> [Problem to solve]: Could you restate every entry word for word, minus the pictures?

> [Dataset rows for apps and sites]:
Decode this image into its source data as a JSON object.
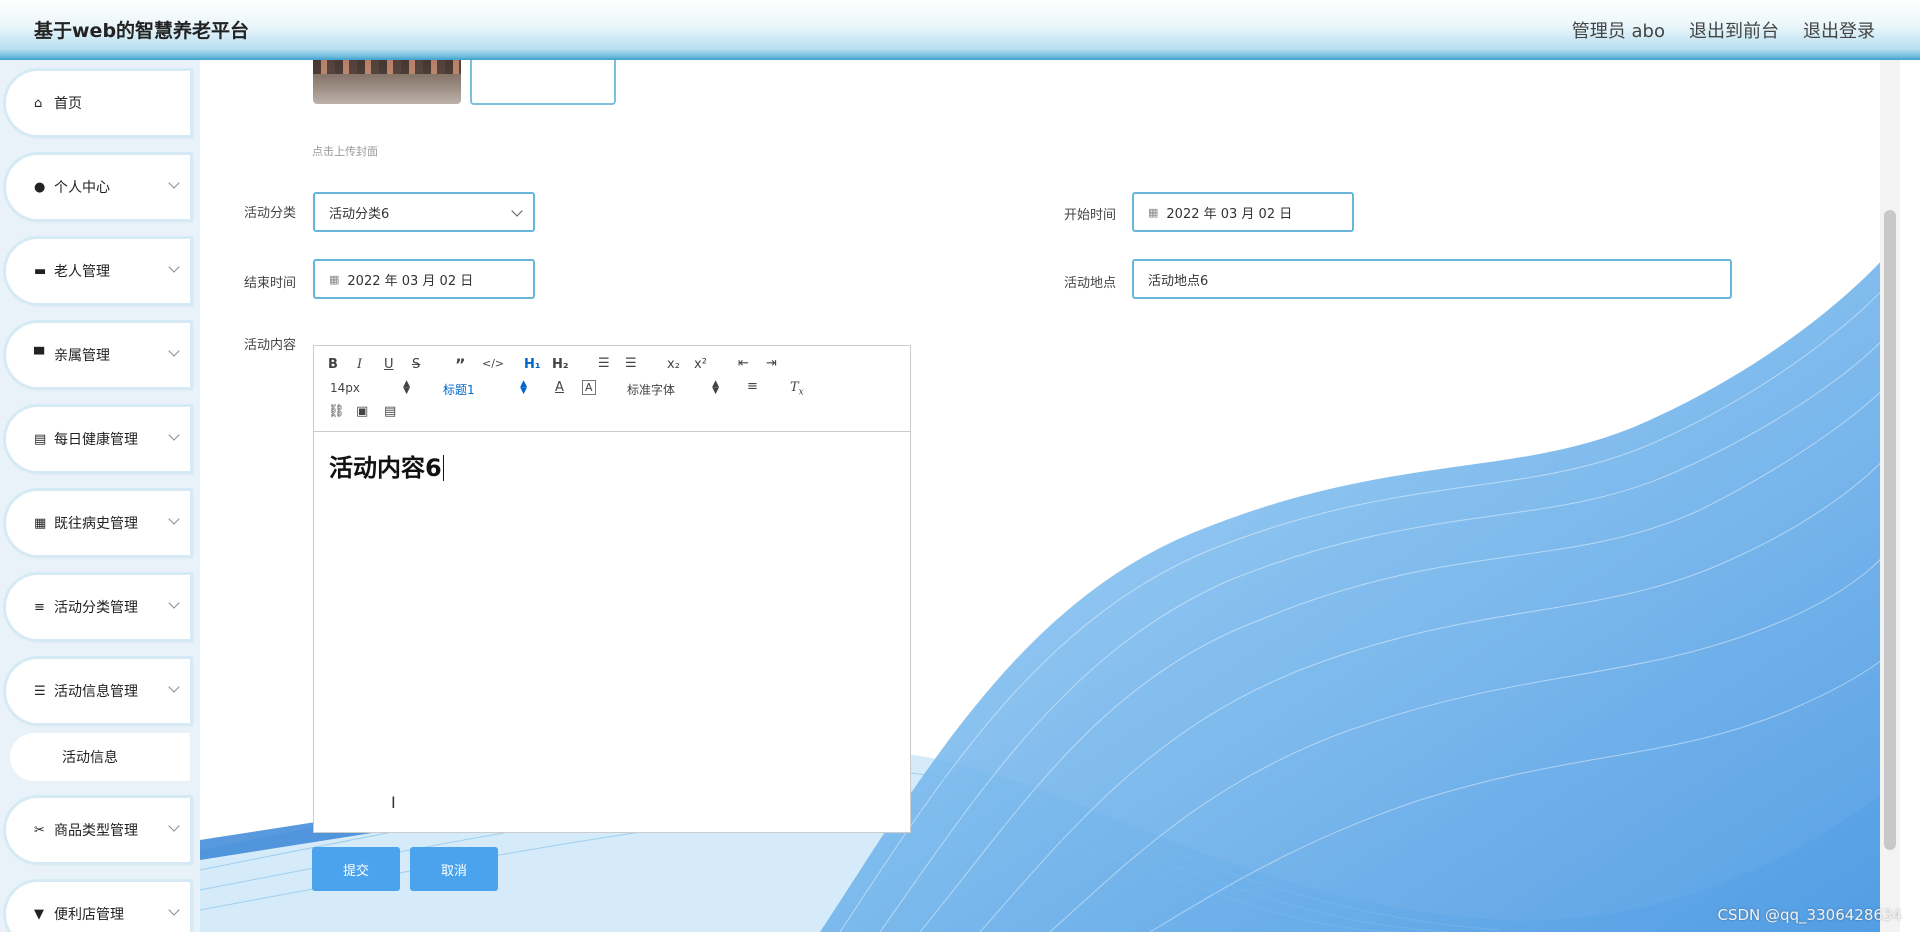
{
  "header": {
    "title": "基于web的智慧养老平台",
    "admin": "管理员 abo",
    "to_frontend": "退出到前台",
    "logout": "退出登录"
  },
  "sidebar": {
    "items": [
      {
        "label": "首页",
        "icon": "home-icon",
        "glyph": "⌂"
      },
      {
        "label": "个人中心",
        "icon": "user-icon",
        "glyph": "●"
      },
      {
        "label": "老人管理",
        "icon": "briefcase-icon",
        "glyph": "▬"
      },
      {
        "label": "亲属管理",
        "icon": "tray-icon",
        "glyph": "▀"
      },
      {
        "label": "每日健康管理",
        "icon": "clipboard-icon",
        "glyph": "▤"
      },
      {
        "label": "既往病史管理",
        "icon": "grid-icon",
        "glyph": "▦"
      },
      {
        "label": "活动分类管理",
        "icon": "list-icon",
        "glyph": "≡"
      },
      {
        "label": "活动信息管理",
        "icon": "sliders-icon",
        "glyph": "☰"
      },
      {
        "label": "商品类型管理",
        "icon": "ticket-icon",
        "glyph": "✂"
      },
      {
        "label": "便利店管理",
        "icon": "store-icon",
        "glyph": "▼"
      }
    ],
    "sub_item": "活动信息"
  },
  "form": {
    "upload_hint": "点击上传封面",
    "category_label": "活动分类",
    "category_value": "活动分类6",
    "start_label": "开始时间",
    "start_value": "2022 年 03 月 02 日",
    "end_label": "结束时间",
    "end_value": "2022 年 03 月 02 日",
    "place_label": "活动地点",
    "place_value": "活动地点6",
    "content_label": "活动内容",
    "content_value": "活动内容6",
    "submit": "提交",
    "cancel": "取消"
  },
  "editor": {
    "font_size": "14px",
    "heading": "标题1",
    "font_family": "标准字体"
  },
  "watermark": "CSDN @qq_3306428634"
}
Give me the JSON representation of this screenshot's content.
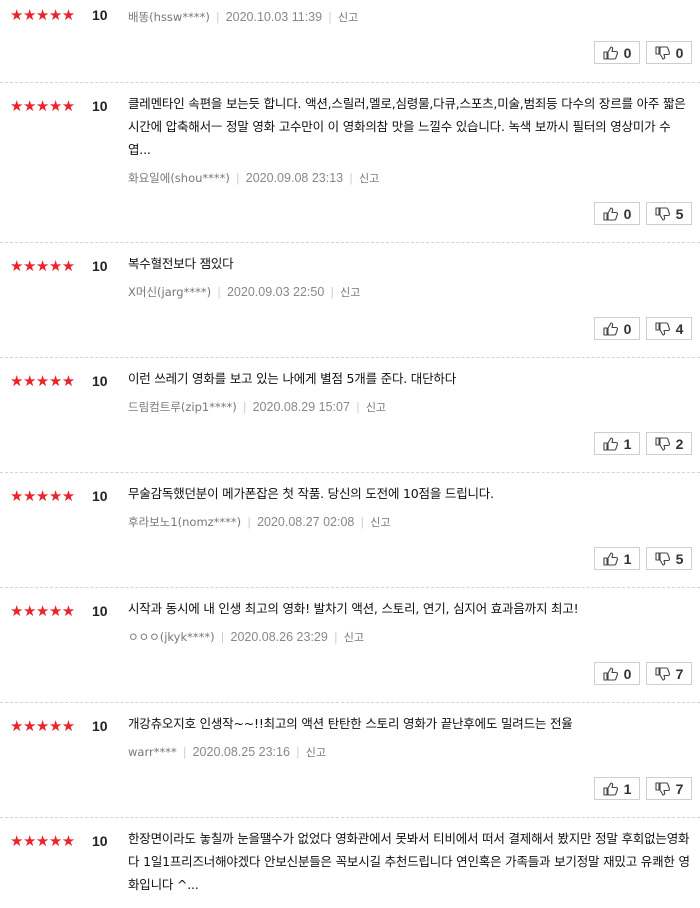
{
  "icons": {
    "star": "star-icon",
    "thumb_up": "thumb-up-icon",
    "thumb_down": "thumb-down-icon"
  },
  "colors": {
    "star": "#e8242c",
    "meta_text": "#888888",
    "divider": "#d4d4d4",
    "button_border": "#cfcfcf"
  },
  "report_label": "신고",
  "reviews": [
    {
      "stars": "★★★★★",
      "rating": 5,
      "score": "10",
      "comment": "",
      "author": "배똥(hssw****)",
      "date": "2020.10.03 11:39",
      "likes": "0",
      "dislikes": "0"
    },
    {
      "stars": "★★★★★",
      "rating": 5,
      "score": "10",
      "comment": "클레멘타인 속편을 보는듯 합니다. 액션,스릴러,멜로,심령물,다큐,스포츠,미술,범죄등 다수의 장르를 아주 짧은 시간에 압축해서ㅡ 정말 영화 고수만이 이 영화의참 맛을 느낄수 있습니다. 녹색 보까시 필터의 영상미가 수엽...",
      "author": "화요일에(shou****)",
      "date": "2020.09.08 23:13",
      "likes": "0",
      "dislikes": "5"
    },
    {
      "stars": "★★★★★",
      "rating": 5,
      "score": "10",
      "comment": "복수혈전보다 잼있다",
      "author": "X머신(jarg****)",
      "date": "2020.09.03 22:50",
      "likes": "0",
      "dislikes": "4"
    },
    {
      "stars": "★★★★★",
      "rating": 5,
      "score": "10",
      "comment": "이런 쓰레기 영화를 보고 있는 나에게 별점 5개를 준다. 대단하다",
      "author": "드림컴트루(zip1****)",
      "date": "2020.08.29 15:07",
      "likes": "1",
      "dislikes": "2"
    },
    {
      "stars": "★★★★★",
      "rating": 5,
      "score": "10",
      "comment": "무술감독했던분이 메가폰잡은 첫 작품. 당신의 도전에 10점을 드립니다.",
      "author": "후라보노1(nomz****)",
      "date": "2020.08.27 02:08",
      "likes": "1",
      "dislikes": "5"
    },
    {
      "stars": "★★★★★",
      "rating": 5,
      "score": "10",
      "comment": "시작과 동시에 내 인생 최고의 영화! 발차기 액션, 스토리, 연기, 심지어 효과음까지 최고!",
      "author": "ㅇㅇㅇ(jkyk****)",
      "date": "2020.08.26 23:29",
      "likes": "0",
      "dislikes": "7"
    },
    {
      "stars": "★★★★★",
      "rating": 5,
      "score": "10",
      "comment": "개강츄오지호 인생작~~!!최고의 액션 탄탄한 스토리 영화가 끝난후에도 밀려드는 전율",
      "author": "warr****",
      "date": "2020.08.25 23:16",
      "likes": "1",
      "dislikes": "7"
    },
    {
      "stars": "★★★★★",
      "rating": 5,
      "score": "10",
      "comment": "한장면이라도 놓칠까 눈을땔수가 없었다 영화관에서 못봐서 티비에서 떠서 결제해서 봤지만 정말 후회없는영화다 1일1프리즈너해야겠다 안보신분들은 꼭보시길 추천드립니다 연인혹은 가족들과 보기정말 재밌고 유쾌한 영화입니다 ^...",
      "author": "",
      "date": "",
      "likes": "",
      "dislikes": ""
    }
  ]
}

> [Problem solution]:
Decode this image into its source data as a JSON object.
{
  "header": {
    "title": "基于web的智慧养老平台",
    "admin": "管理员 abo",
    "to_frontend": "退出到前台",
    "logout": "退出登录"
  },
  "sidebar": {
    "items": [
      {
        "label": "首页",
        "icon": "home-icon",
        "glyph": "⌂"
      },
      {
        "label": "个人中心",
        "icon": "user-icon",
        "glyph": "●"
      },
      {
        "label": "老人管理",
        "icon": "briefcase-icon",
        "glyph": "▬"
      },
      {
        "label": "亲属管理",
        "icon": "tray-icon",
        "glyph": "▀"
      },
      {
        "label": "每日健康管理",
        "icon": "clipboard-icon",
        "glyph": "▤"
      },
      {
        "label": "既往病史管理",
        "icon": "grid-icon",
        "glyph": "▦"
      },
      {
        "label": "活动分类管理",
        "icon": "list-icon",
        "glyph": "≡"
      },
      {
        "label": "活动信息管理",
        "icon": "sliders-icon",
        "glyph": "☰"
      },
      {
        "label": "商品类型管理",
        "icon": "ticket-icon",
        "glyph": "✂"
      },
      {
        "label": "便利店管理",
        "icon": "store-icon",
        "glyph": "▼"
      }
    ],
    "sub_item": "活动信息"
  },
  "form": {
    "upload_hint": "点击上传封面",
    "category_label": "活动分类",
    "category_value": "活动分类6",
    "start_label": "开始时间",
    "start_value": "2022 年 03 月 02 日",
    "end_label": "结束时间",
    "end_value": "2022 年 03 月 02 日",
    "place_label": "活动地点",
    "place_value": "活动地点6",
    "content_label": "活动内容",
    "content_value": "活动内容6",
    "submit": "提交",
    "cancel": "取消"
  },
  "editor": {
    "font_size": "14px",
    "heading": "标题1",
    "font_family": "标准字体"
  },
  "watermark": "CSDN @qq_3306428634"
}
Give me the JSON representation of this screenshot's content.
{
  "icons": {
    "star": "star-icon",
    "thumb_up": "thumb-up-icon",
    "thumb_down": "thumb-down-icon"
  },
  "colors": {
    "star": "#e8242c",
    "meta_text": "#888888",
    "divider": "#d4d4d4",
    "button_border": "#cfcfcf"
  },
  "report_label": "신고",
  "reviews": [
    {
      "stars": "★★★★★",
      "rating": 5,
      "score": "10",
      "comment": "",
      "author": "배똥(hssw****)",
      "date": "2020.10.03 11:39",
      "likes": "0",
      "dislikes": "0"
    },
    {
      "stars": "★★★★★",
      "rating": 5,
      "score": "10",
      "comment": "클레멘타인 속편을 보는듯 합니다. 액션,스릴러,멜로,심령물,다큐,스포츠,미술,범죄등 다수의 장르를 아주 짧은 시간에 압축해서ㅡ 정말 영화 고수만이 이 영화의참 맛을 느낄수 있습니다. 녹색 보까시 필터의 영상미가 수엽...",
      "author": "화요일에(shou****)",
      "date": "2020.09.08 23:13",
      "likes": "0",
      "dislikes": "5"
    },
    {
      "stars": "★★★★★",
      "rating": 5,
      "score": "10",
      "comment": "복수혈전보다 잼있다",
      "author": "X머신(jarg****)",
      "date": "2020.09.03 22:50",
      "likes": "0",
      "dislikes": "4"
    },
    {
      "stars": "★★★★★",
      "rating": 5,
      "score": "10",
      "comment": "이런 쓰레기 영화를 보고 있는 나에게 별점 5개를 준다. 대단하다",
      "author": "드림컴트루(zip1****)",
      "date": "2020.08.29 15:07",
      "likes": "1",
      "dislikes": "2"
    },
    {
      "stars": "★★★★★",
      "rating": 5,
      "score": "10",
      "comment": "무술감독했던분이 메가폰잡은 첫 작품. 당신의 도전에 10점을 드립니다.",
      "author": "후라보노1(nomz****)",
      "date": "2020.08.27 02:08",
      "likes": "1",
      "dislikes": "5"
    },
    {
      "stars": "★★★★★",
      "rating": 5,
      "score": "10",
      "comment": "시작과 동시에 내 인생 최고의 영화! 발차기 액션, 스토리, 연기, 심지어 효과음까지 최고!",
      "author": "ㅇㅇㅇ(jkyk****)",
      "date": "2020.08.26 23:29",
      "likes": "0",
      "dislikes": "7"
    },
    {
      "stars": "★★★★★",
      "rating": 5,
      "score": "10",
      "comment": "개강츄오지호 인생작~~!!최고의 액션 탄탄한 스토리 영화가 끝난후에도 밀려드는 전율",
      "author": "warr****",
      "date": "2020.08.25 23:16",
      "likes": "1",
      "dislikes": "7"
    },
    {
      "stars": "★★★★★",
      "rating": 5,
      "score": "10",
      "comment": "한장면이라도 놓칠까 눈을땔수가 없었다 영화관에서 못봐서 티비에서 떠서 결제해서 봤지만 정말 후회없는영화다 1일1프리즈너해야겠다 안보신분들은 꼭보시길 추천드립니다 연인혹은 가족들과 보기정말 재밌고 유쾌한 영화입니다 ^...",
      "author": "",
      "date": "",
      "likes": "",
      "dislikes": ""
    }
  ]
}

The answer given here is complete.